Iowa Poker Laws

Iowa Poker Laws

Is Online Poker / Gambling Legal in Iowa?

The state of Iowa has just a handful of regulations on the law books regarding poker within state lines. Thanks to plenty of government-licensed legal casinos, a lack of any legal language about online gaming, and just one line in the Iowa penal code about home poker games. Iowa is a sort of haven for poker players. As long as you follow the few regulations that exist, your private poker game is fully legal, and there are plenty of ways to play legal poker in the Hawkeye State.

Understanding Poker Laws in Iowa

For poker players in Iowa, state law giveth and state law taketh away. To be less obtuse about it: Iowa law prohibits nearly all types of gambling, but then Iowa law also offers copious exceptions to that prohibition. The end result for poker players is a cornucopia of ways to play poker for real cash in Iowa.

Let's back up a bit and talk about the prohibition part. If you look to Section 725.1 of the Iowa code, you'll find that state law prohibits playing any "game" for anything "of any value." So skill and chance aren't relevant concepts when you're discussing Iowa law as it relates to gambling - all that matters is the risk of something valuable. Poker - at least when you're playing it for real money or some other stakes with value - certainly qualifies as gambling in the context of this definition.

But like many of its counterparts, the state of Iowa has a bevy of regulated gambling available to residents and visitors. The full list of exceptions to the law for regulated operators of gambling activities is spelled out under Section 99B of Iowa law.

To save a bit of time, we'll summarize: you can play real-money poker in tribal casinos that feature poker rooms, including the WinnaVegas Casino. You can do the same at licensed commercial casinos that run poker such as the Horseshoe in Council Bluffs.

And the law in Iowa provides additional cover for home poker games, if you're so inclined. There are a number of specific characteristics that your game must display to qualify for the exception detailed in Section 99B, including:

  1. Everyone must have a "bona fide" social relationship
  2. No one can act as the "house" or make a profit from the game as an operator (as opposed to a player).
  3. No one can win or lose more than $50 in the game

So, to summarize: Real-money poker is legal in Iowa's commercial casinos, tribal casinos and - under restrictive conditions - in private home games. Otherwise, Iowa law would likely frown upon your poker playing once real-money becomes involved.

Iowa Law & Home Poker Games

Just about every state in the USA has exceptions to their gambling laws allowing for social gaming of all kinds, including home poker games. The state of Iowa takes it to the next level, making it very clear what constitutes a legal home poker game. The regulations that outline a legal home or social game of chance or skill comes from the Iowa penal code, Section 99B.12.

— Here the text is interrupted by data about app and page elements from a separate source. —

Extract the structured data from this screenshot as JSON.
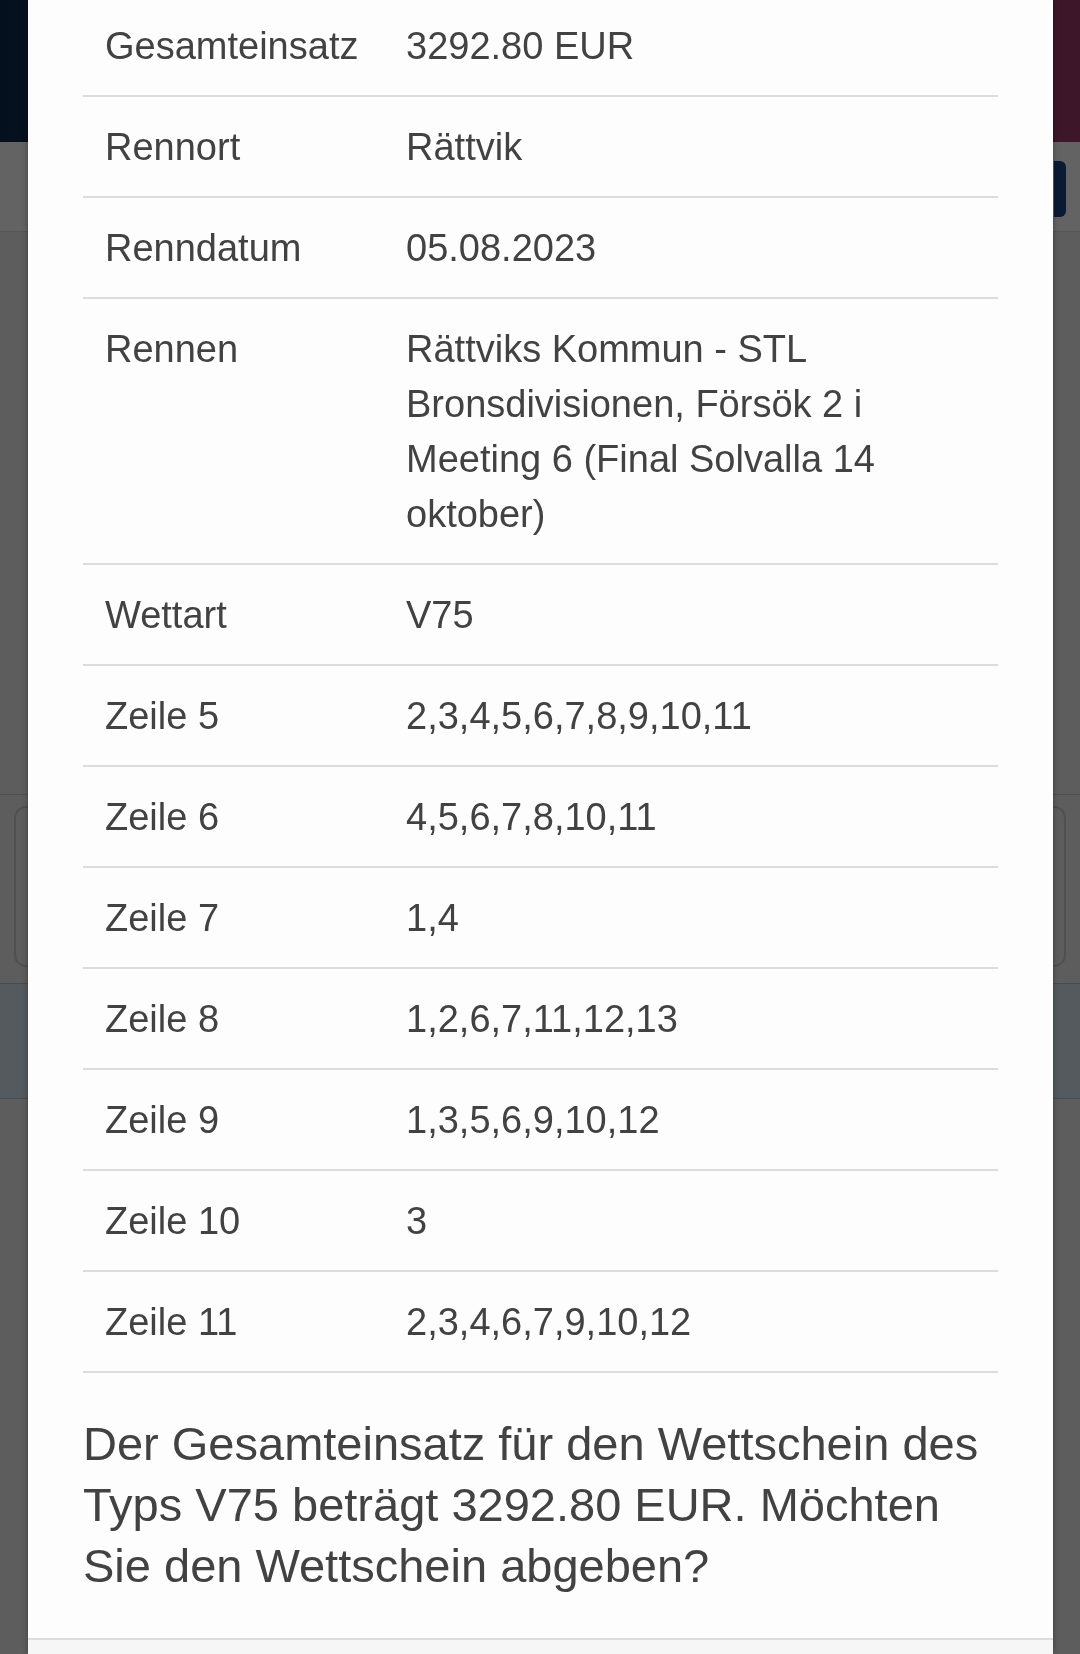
{
  "dialog": {
    "rows": [
      {
        "label": "Gesamteinsatz",
        "value": "3292.80 EUR"
      },
      {
        "label": "Rennort",
        "value": "Rättvik"
      },
      {
        "label": "Renndatum",
        "value": "05.08.2023"
      },
      {
        "label": "Rennen",
        "value": "Rättviks Kommun - STL Bronsdivisionen, Försök 2 i Meeting 6 (Final Solvalla 14 oktober)"
      },
      {
        "label": "Wettart",
        "value": "V75"
      },
      {
        "label": "Zeile 5",
        "value": "2,3,4,5,6,7,8,9,10,11"
      },
      {
        "label": "Zeile 6",
        "value": "4,5,6,7,8,10,11"
      },
      {
        "label": "Zeile 7",
        "value": "1,4"
      },
      {
        "label": "Zeile 8",
        "value": "1,2,6,7,11,12,13"
      },
      {
        "label": "Zeile 9",
        "value": "1,3,5,6,9,10,12"
      },
      {
        "label": "Zeile 10",
        "value": "3"
      },
      {
        "label": "Zeile 11",
        "value": "2,3,4,6,7,9,10,12"
      }
    ],
    "message": "Der Gesamteinsatz für den Wettschein des Typs V75 beträgt 3292.80 EUR. Möchten Sie den Wettschein abgeben?"
  }
}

For a home poker game to be legal in Iowa, each player in the game has to have a former social relationship, meaning you can’t just be there to play poker, you have to know the host and other players outside the game. Social games are not allowed in schools, the poker game itself must be fair, with an even chance of winning for all players and the host, and the host is not allowed to charge any entry fee or rake any pots. Another interesting wrinkle in Iowa law says that all players in social games have to take turn dealing, and the state goes so far as to limit winnings and losses to $50 in each twenty-four hour day. Naturally, all players in Iowa social poker games have to be at least eighteen years old.

These restrictions make your average social poker game legal, though the restriction of $50 in winnings and losses might be a problem for those poker players who like high or even medium stakes games. Still, hosting a tournament in your home with a $50 buy-in would be totally legal in the state of Iowa, though this still limits the amount of aggression in most home contests in Iowa, if they want to obey state law.

Learn About Other State Laws

Iowa Casino Poker

As of this writing, a few privately-owned casinos operate within the state borders of Iowa. Thanks to the fact of private ownership, casino gaming is varied statewide, with some casinos operating as resort-style properties and others little more than a few rows of slot machines. These casinos are supervised by Iowa’s state gaming license board, which means Iowa makes a decent amount of revenue by allowing casinos and casino poker.
Finding a casino that offers poker in Iowa isn’t difficult, but you may have to strike out at a few slot machine casinos or horse racing tracks before you find a casino property offering poker. If you want to play casino poker in Iowa, stick to the larger casinos, which have everything from slots and classic table games to horse and dog racing wagers and poker rooms. If you are an Iowan and you want to play poker, and you want to get around the limited winnings and losses of home games, check out the larger casino properties that have fully-staffed poker rooms.

Is Online Poker Legal in Iowa?

The state of Iowa has no single piece of language in the penal code covering online poker or gambling. In fact, gaming law in Iowa doesn’t mention the internet at all, and the only restrictions for Iowans who want to play poker online are those imposed by the federal government. You can play legal online poker in Iowa without fear of interference by the state government.

More information to Iowa online poker & gambling laws [],